Electricity is just the flow of electrons in a loop. All the electrical appliances receive electricity pulled from the ground by the power station, and then it runs through the appliances and eventually goes back to the ground. This is the basic structure of the loop which is required for electricity to function. The electrons run through this loop, but what makes them move is the potential difference.
Birds sit on only one wire and their legs are at the same potential difference, therefore, no loop is created for the electrons to flow from the bird’s body.
However, if birds touch the pole and a wire at the same time, or even touch two wires at the same time, they are sure to be electrocuted.
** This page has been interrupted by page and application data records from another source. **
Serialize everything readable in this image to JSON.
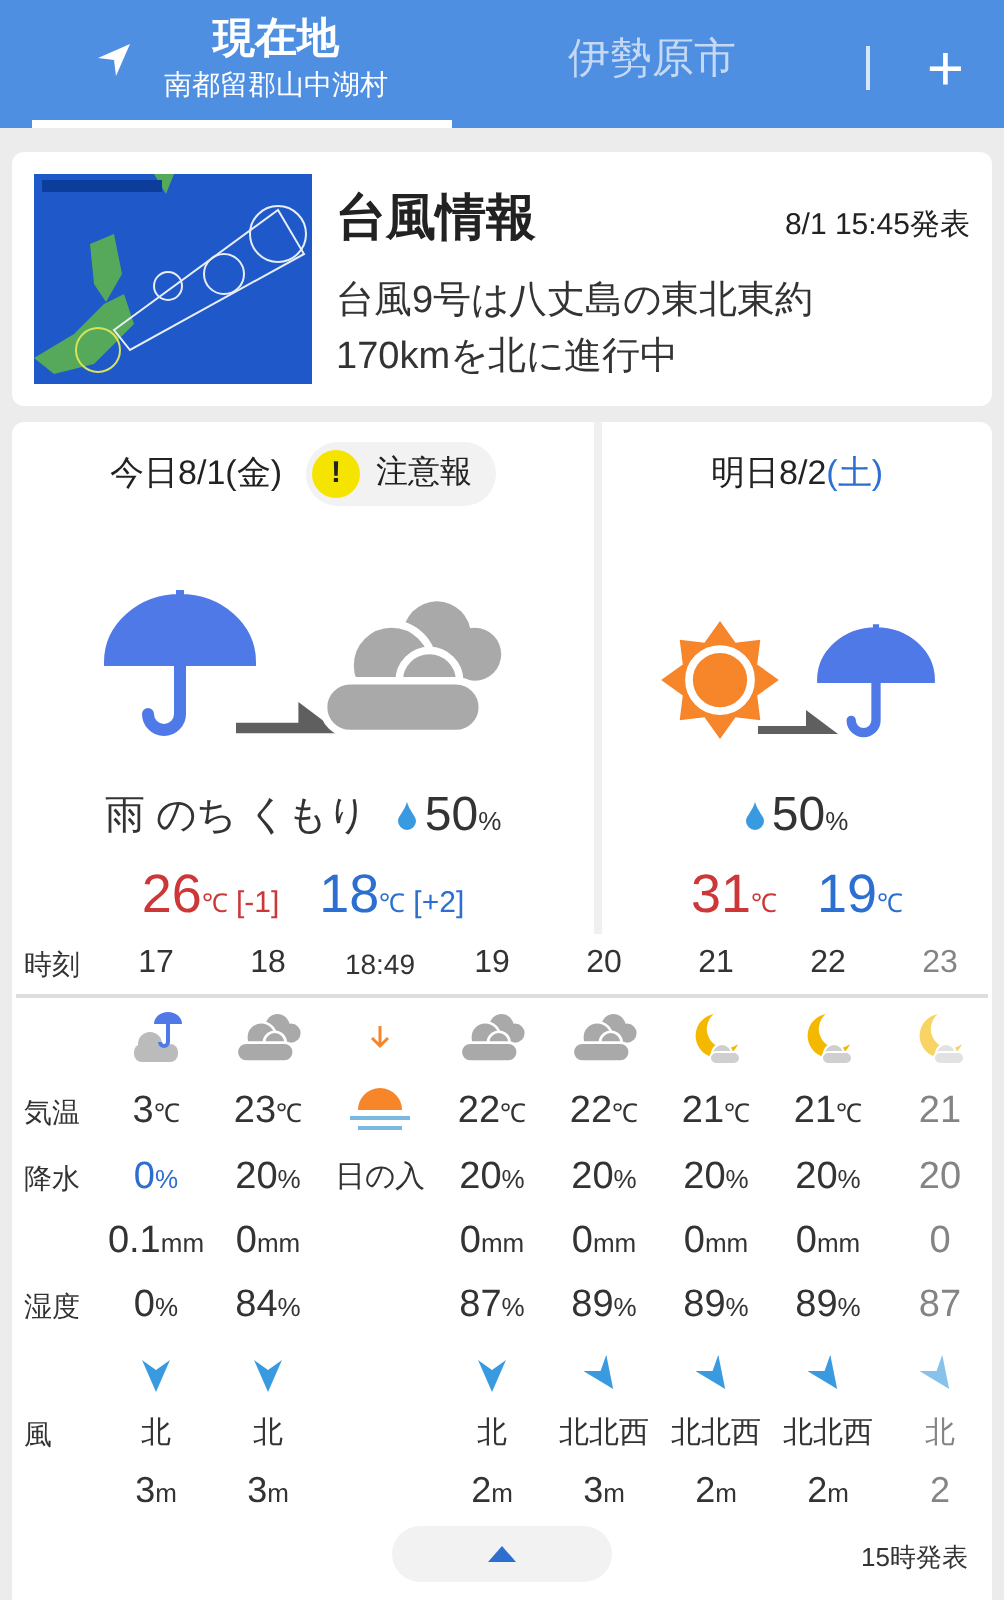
{
  "tabs": [
    {
      "title": "現在地",
      "subtitle": "南都留郡山中湖村",
      "selected": true,
      "kind": "location"
    },
    {
      "title": "伊勢原市",
      "selected": false,
      "kind": "city"
    }
  ],
  "add_button": "+",
  "typhoon": {
    "title": "台風情報",
    "time": "8/1 15:45発表",
    "text": "台風9号は八丈島の東北東約170kmを北に進行中"
  },
  "days": [
    {
      "date": "今日8/1",
      "weekday": "(金)",
      "warning": {
        "icon": "!",
        "label": "注意報"
      },
      "weather": [
        {
          "kind": "rain"
        },
        {
          "kind": "cloudy"
        }
      ],
      "summary": "雨 のち くもり",
      "precip": "50",
      "precip_unit": "%",
      "high": "26",
      "high_unit": "℃",
      "high_diff": "[-1]",
      "low": "18",
      "low_unit": "℃",
      "low_diff": "[+2]"
    },
    {
      "date": "明日8/2",
      "weekday": "(土)",
      "color": "#2d6fd0",
      "weather": [
        {
          "kind": "sunny"
        },
        {
          "kind": "rain"
        }
      ],
      "precip": "50",
      "precip_unit": "%",
      "high": "31",
      "high_unit": "℃",
      "low": "19",
      "low_unit": "℃"
    }
  ],
  "hourly": {
    "labels": {
      "time": "時刻",
      "temp": "気温",
      "precip": "降水",
      "humidity": "湿度",
      "wind": "風"
    },
    "columns": [
      {
        "kind": "rain-cloudy",
        "time": "17",
        "temp": "3",
        "temp_unit": "℃",
        "precip": "0",
        "precip_unit": "%",
        "rain": "0.1",
        "rain_unit": "mm",
        "humidity": "0",
        "humidity_unit": "%",
        "wind": {
          "kind": "south",
          "direction": "北",
          "speed": "3",
          "unit": "m"
        },
        "faded": false
      },
      {
        "kind": "cloudy",
        "time": "18",
        "temp": "23",
        "temp_unit": "℃",
        "precip": "20",
        "precip_unit": "%",
        "rain": "0",
        "rain_unit": "mm",
        "humidity": "84",
        "humidity_unit": "%",
        "wind": {
          "kind": "south",
          "direction": "北",
          "speed": "3",
          "unit": "m"
        },
        "faded": false
      },
      {
        "kind": "sunset",
        "time": "18:49",
        "label": "日の入",
        "faded": false
      },
      {
        "kind": "cloudy",
        "time": "19",
        "temp": "22",
        "temp_unit": "℃",
        "precip": "20",
        "precip_unit": "%",
        "rain": "0",
        "rain_unit": "mm",
        "humidity": "87",
        "humidity_unit": "%",
        "wind": {
          "kind": "south",
          "direction": "北",
          "speed": "2",
          "unit": "m"
        },
        "faded": false
      },
      {
        "kind": "cloudy",
        "time": "20",
        "temp": "22",
        "temp_unit": "℃",
        "precip": "20",
        "precip_unit": "%",
        "rain": "0",
        "rain_unit": "mm",
        "humidity": "89",
        "humidity_unit": "%",
        "wind": {
          "kind": "southeast",
          "direction": "北北西",
          "speed": "3",
          "unit": "m"
        },
        "faded": false
      },
      {
        "kind": "night-cloudy",
        "time": "21",
        "temp": "21",
        "temp_unit": "℃",
        "precip": "20",
        "precip_unit": "%",
        "rain": "0",
        "rain_unit": "mm",
        "humidity": "89",
        "humidity_unit": "%",
        "wind": {
          "kind": "southeast",
          "direction": "北北西",
          "speed": "2",
          "unit": "m"
        },
        "faded": false
      },
      {
        "kind": "night-cloudy",
        "time": "22",
        "temp": "21",
        "temp_unit": "℃",
        "precip": "20",
        "precip_unit": "%",
        "rain": "0",
        "rain_unit": "mm",
        "humidity": "89",
        "humidity_unit": "%",
        "wind": {
          "kind": "southeast",
          "direction": "北北西",
          "speed": "2",
          "unit": "m"
        },
        "faded": false
      },
      {
        "kind": "night-cloudy",
        "time": "23",
        "temp": "21",
        "precip": "20",
        "rain": "0",
        "humidity": "87",
        "wind": {
          "kind": "southeast",
          "direction": "北",
          "speed": "2"
        },
        "faded": true
      }
    ],
    "issued": "15時発表"
  }
}
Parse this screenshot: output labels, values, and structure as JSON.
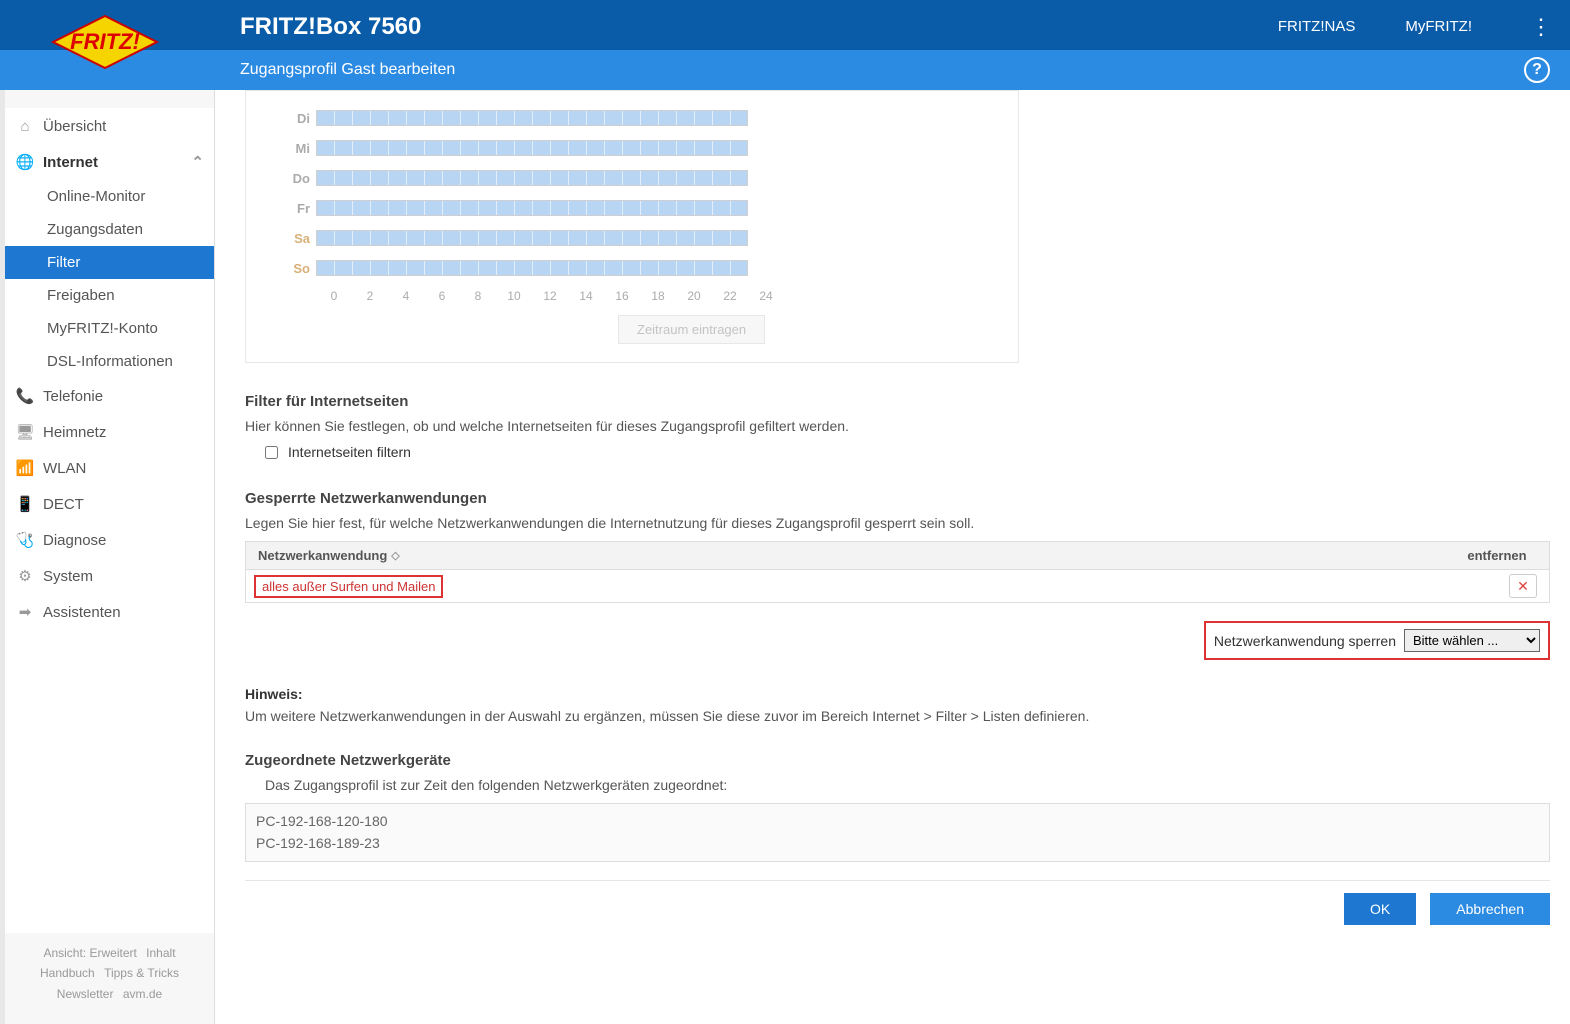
{
  "header": {
    "title": "FRITZ!Box 7560",
    "links": [
      "FRITZ!NAS",
      "MyFRITZ!"
    ]
  },
  "subheader": {
    "title": "Zugangsprofil Gast bearbeiten"
  },
  "sidebar": {
    "items": [
      {
        "label": "Übersicht",
        "icon": "home"
      },
      {
        "label": "Internet",
        "icon": "globe",
        "expanded": true
      },
      {
        "label": "Telefonie",
        "icon": "phone"
      },
      {
        "label": "Heimnetz",
        "icon": "devices"
      },
      {
        "label": "WLAN",
        "icon": "wifi"
      },
      {
        "label": "DECT",
        "icon": "dect"
      },
      {
        "label": "Diagnose",
        "icon": "diag"
      },
      {
        "label": "System",
        "icon": "gear"
      },
      {
        "label": "Assistenten",
        "icon": "wizard"
      }
    ],
    "subitems": [
      "Online-Monitor",
      "Zugangsdaten",
      "Filter",
      "Freigaben",
      "MyFRITZ!-Konto",
      "DSL-Informationen"
    ],
    "active_sub": "Filter",
    "footer": [
      "Ansicht: Erweitert",
      "Inhalt",
      "Handbuch",
      "Tipps & Tricks",
      "Newsletter",
      "avm.de"
    ]
  },
  "schedule": {
    "days": [
      "Di",
      "Mi",
      "Do",
      "Fr",
      "Sa",
      "So"
    ],
    "weekend": [
      "Sa",
      "So"
    ],
    "axis": [
      "0",
      "2",
      "4",
      "6",
      "8",
      "10",
      "12",
      "14",
      "16",
      "18",
      "20",
      "22",
      "24"
    ],
    "button": "Zeitraum eintragen"
  },
  "filter_section": {
    "title": "Filter für Internetseiten",
    "desc": "Hier können Sie festlegen, ob und welche Internetseiten für dieses Zugangsprofil gefiltert werden.",
    "checkbox": "Internetseiten filtern"
  },
  "block_section": {
    "title": "Gesperrte Netzwerkanwendungen",
    "desc": "Legen Sie hier fest, für welche Netzwerkanwendungen die Internetnutzung für dieses Zugangsprofil gesperrt sein soll.",
    "col1": "Netzwerkanwendung",
    "col2": "entfernen",
    "row": "alles außer Surfen und Mailen",
    "lock_label": "Netzwerkanwendung sperren",
    "lock_select": "Bitte wählen ..."
  },
  "hint": {
    "title": "Hinweis:",
    "text": "Um weitere Netzwerkanwendungen in der Auswahl zu ergänzen, müssen Sie diese zuvor im Bereich Internet > Filter > Listen definieren."
  },
  "devices": {
    "title": "Zugeordnete Netzwerkgeräte",
    "desc": "Das Zugangsprofil ist zur Zeit den folgenden Netzwerkgeräten zugeordnet:",
    "list": [
      "PC-192-168-120-180",
      "PC-192-168-189-23"
    ]
  },
  "buttons": {
    "ok": "OK",
    "cancel": "Abbrechen"
  }
}
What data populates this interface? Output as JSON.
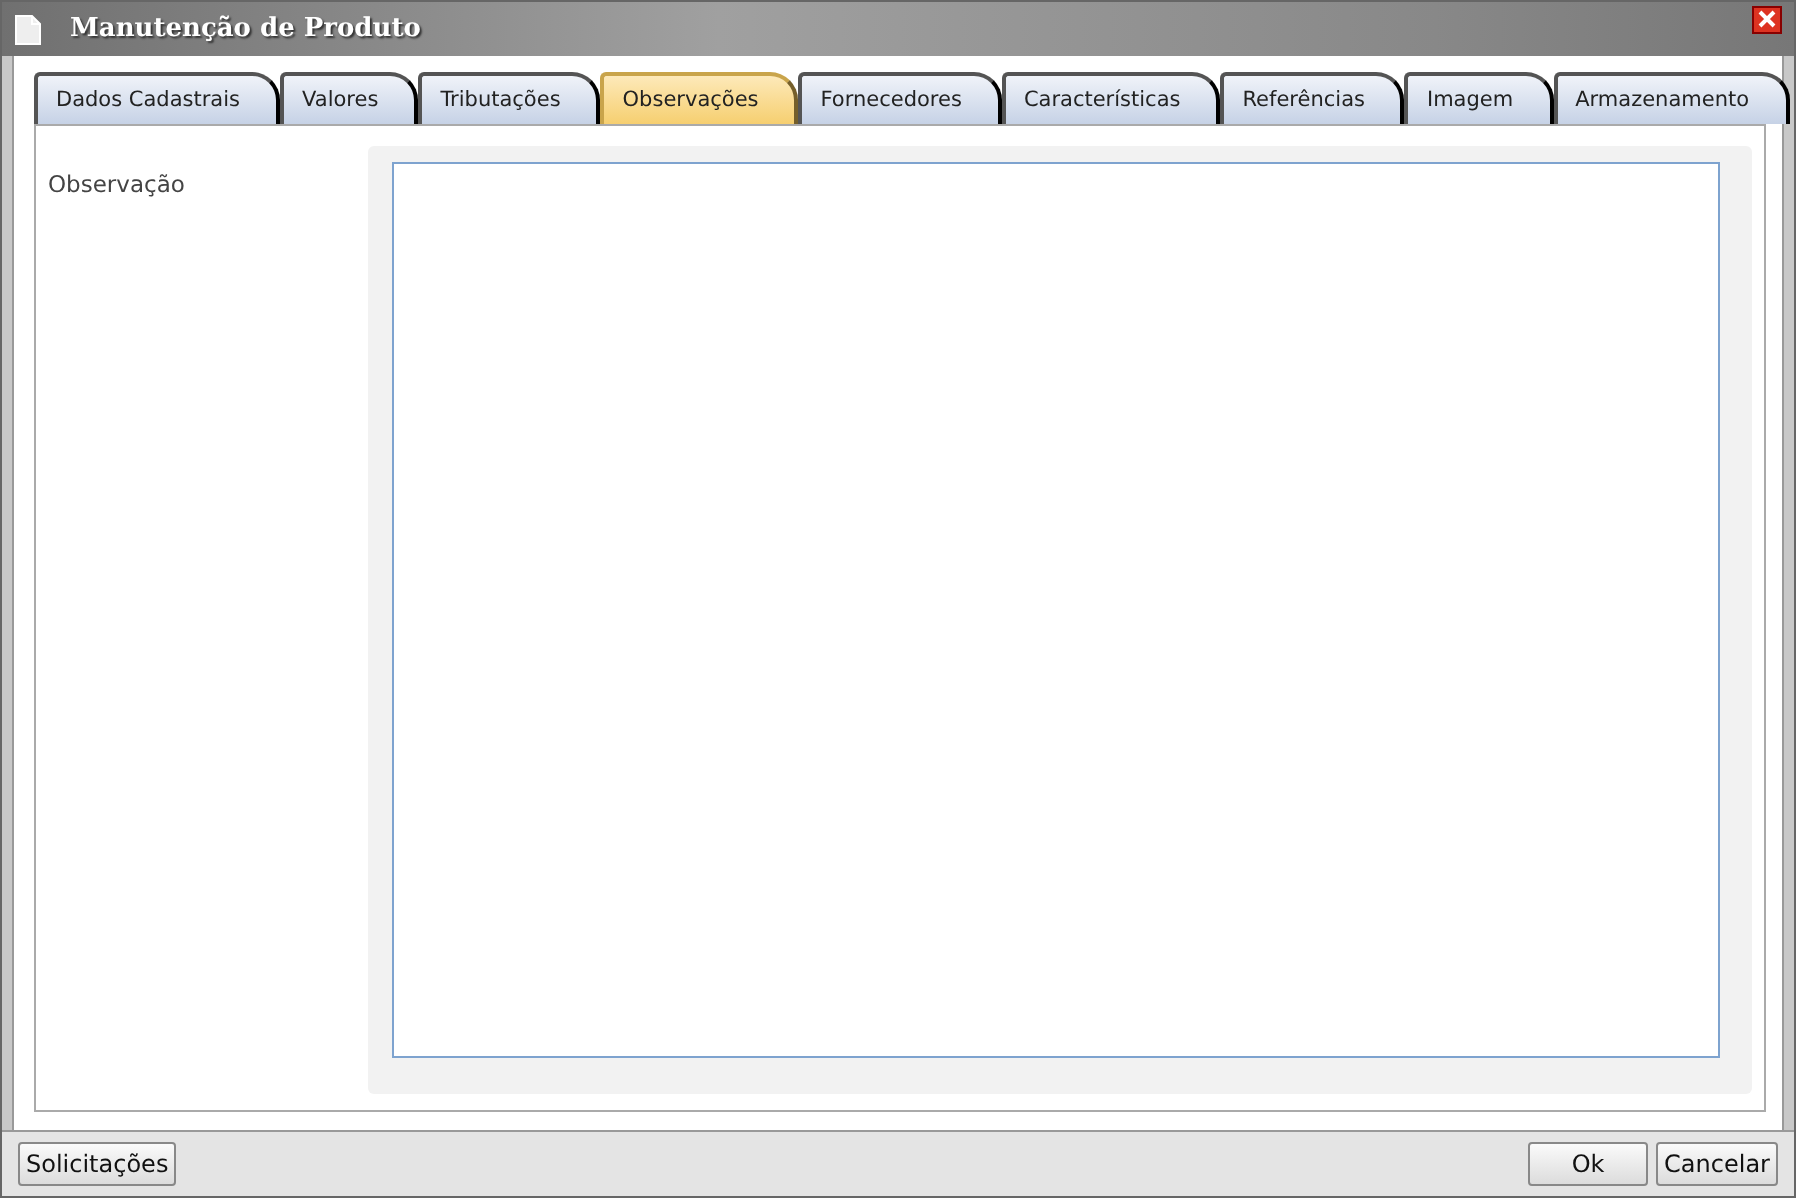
{
  "window": {
    "title": "Manutenção de Produto"
  },
  "tabs": [
    {
      "label": "Dados Cadastrais",
      "selected": false
    },
    {
      "label": "Valores",
      "selected": false
    },
    {
      "label": "Tributações",
      "selected": false
    },
    {
      "label": "Observações",
      "selected": true
    },
    {
      "label": "Fornecedores",
      "selected": false
    },
    {
      "label": "Características",
      "selected": false
    },
    {
      "label": "Referências",
      "selected": false
    },
    {
      "label": "Imagem",
      "selected": false
    },
    {
      "label": "Armazenamento",
      "selected": false
    }
  ],
  "field": {
    "label": "Observação"
  },
  "footer": {
    "left_button": "Solicitações",
    "buttons": [
      "Ok",
      "Cancelar"
    ]
  }
}
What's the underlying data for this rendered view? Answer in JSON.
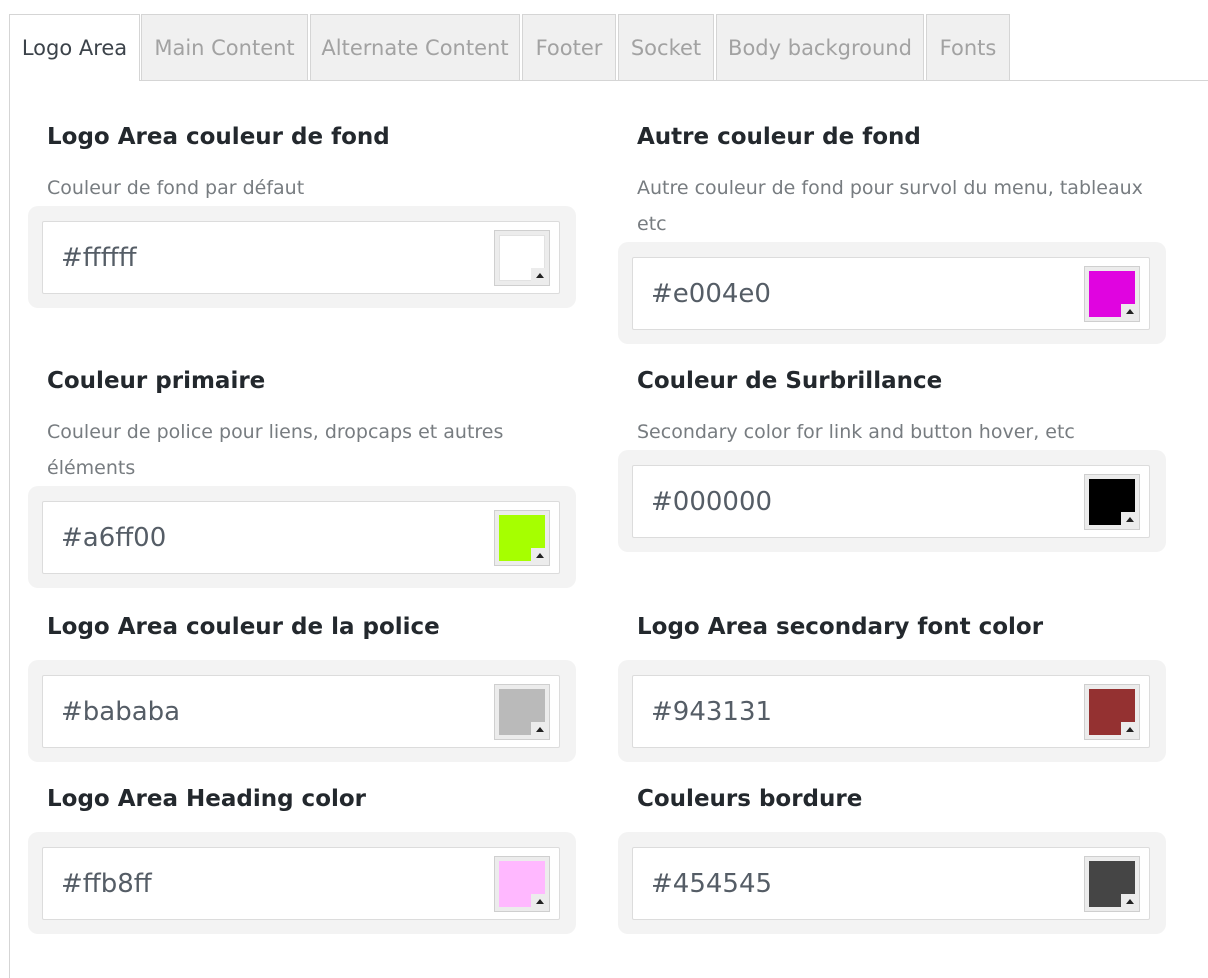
{
  "tabs": [
    {
      "label": "Logo Area",
      "active": true
    },
    {
      "label": "Main Content",
      "active": false
    },
    {
      "label": "Alternate Content",
      "active": false
    },
    {
      "label": "Footer",
      "active": false
    },
    {
      "label": "Socket",
      "active": false
    },
    {
      "label": "Body background",
      "active": false
    },
    {
      "label": "Fonts",
      "active": false
    }
  ],
  "fields": [
    {
      "title": "Logo Area couleur de fond",
      "desc": "Couleur de fond par défaut",
      "value": "#ffffff",
      "swatch": "#ffffff"
    },
    {
      "title": "Autre couleur de fond",
      "desc": "Autre couleur de fond pour survol du menu, tableaux etc",
      "value": "#e004e0",
      "swatch": "#e004e0"
    },
    {
      "title": "Couleur primaire",
      "desc": "Couleur de police pour liens, dropcaps et autres éléments",
      "value": "#a6ff00",
      "swatch": "#a6ff00"
    },
    {
      "title": "Couleur de Surbrillance",
      "desc": "Secondary color for link and button hover, etc",
      "value": "#000000",
      "swatch": "#000000"
    },
    {
      "title": "Logo Area couleur de la police",
      "desc": "",
      "value": "#bababa",
      "swatch": "#bababa"
    },
    {
      "title": "Logo Area secondary font color",
      "desc": "",
      "value": "#943131",
      "swatch": "#943131"
    },
    {
      "title": "Logo Area Heading color",
      "desc": "",
      "value": "#ffb8ff",
      "swatch": "#ffb8ff"
    },
    {
      "title": "Couleurs bordure",
      "desc": "",
      "value": "#454545",
      "swatch": "#454545"
    }
  ]
}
According to this theory, even humans won’t be electrocuted if they would catch the same wire with both of their hands and no part of the body touching the ground or any other conductor of electricity. (1, 2)
5. Why do raindrops fall in different sizes?
Raindrops are of various sizes not because they collide with each other, but because they burst into multiple droplets on the way down. Many large drops break into tiny droplets of different sizes because of the air pressure they face while traveling downwards.
We are generally not very observant of the size of the droplets of the rain, but if you do observe, they are not of a standard size. There was a misconception around the reason why raindrops are of different sizes, but it has been cleared by the latest research by a team of French scientists. Two of them are Emmanuel Villermaux and Benjamin Bossa.
They found out that raindrops when making their way to the earth burst into tiny bits of droplets, but there is more complexity to that.
The primary drop first is flattened out like a pancake, then it takes the shape of an upturned grocery bag, and then the bag gets bigger and bigger and bursts into tiny droplets that fall on the surface. It looks like a long process, but it happens just within 60 milliseconds and was captured with the help of a high-resolution camera.
This theory is contrary to the old one which says that raindrops take their shapes inside the cloud because they are closely packed in the cloud and collide with each other. The same process of coalescing was said to be carried out until the raindrops fell to the ground. (1, 2)